What Causes Concrete to Sink?

So your driveway or path is uneven.  Some sinking has been going on and your slab is looking worse for wear.  If you have had concrete sink you may be thinking it needs to be replaced but there are more cost effective alternatives such as concrete leveling. Concrete levelling alters the foundation that the concrete sits upon helping to level out uneven surfaces.  This is a far cheaper alternative to having concrete poured.

No sinking yet?  If you are just worried about what may cause sinking but none has occurred yet you are in luck.  Leveling measures can be done ahead of time to avoid sinking happening at all.

While extremely durable concrete will crack from time to time.  Unfortunately water tends to flow through these cracks and sometimes quite forcefully.  While it can and does occur, loss due the mechanical effect of running water is not the main problem, chemical effects are.  Water dissolves ions and minerals it lacks such as calcium and leeches them into the water.  This causes a loss of mass due to erosion.
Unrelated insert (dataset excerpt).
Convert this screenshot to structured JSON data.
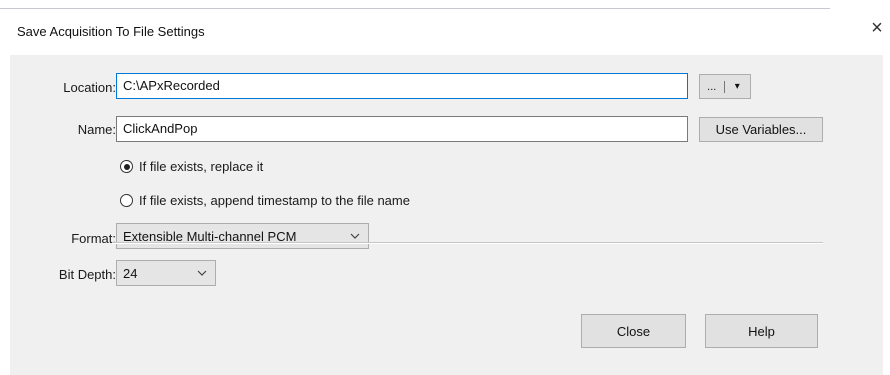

Ground Movement Caused by Roots

Plant and tree roots push soil beneath the surface.  This can cause multiple problems.  Soil disruption can cause pockets of loose soil or even soilless pockets which are prone to cause leveling issues. Also the sheer strength of roots can lift a concrete upwards. While it is very rare roots will break through a slab driveway, walkways and smaller paved areas are known to have problems and are also more likely to buckle.

There is a moisture difference between the rainy and dry season. In winter the ground freezes in spring the ground contracts. This fluctuation results in soil contracting and expanding which as a negative effect on concrete solidity.

Damage caused by insects and animals

Animals such as rats, mice and voles create tunnels and burrows underground.  These empty spaces weaken surface concrete.  Once enough animal construction has occurred the voids cause the concrete to sink into the created holes.

Water needs to run downhill away from concrete surfaces not to pool.  Clogged or poorly placed gutters, not enough downspouts or improper grading can all cause water build up below concrete. Saturated soil below concrete compromises a concretes base.

Poor excavation and backfilling practices

When land is excavated afterwards it needs to be back-filled.  If there are issues with the back-filled land settling too much underneath concrete slabs sinking ensues.  This occurs because the land around the excavation was very compact and backfill is not.  Proper practices can compact the soil but when done wrong concrete will sink.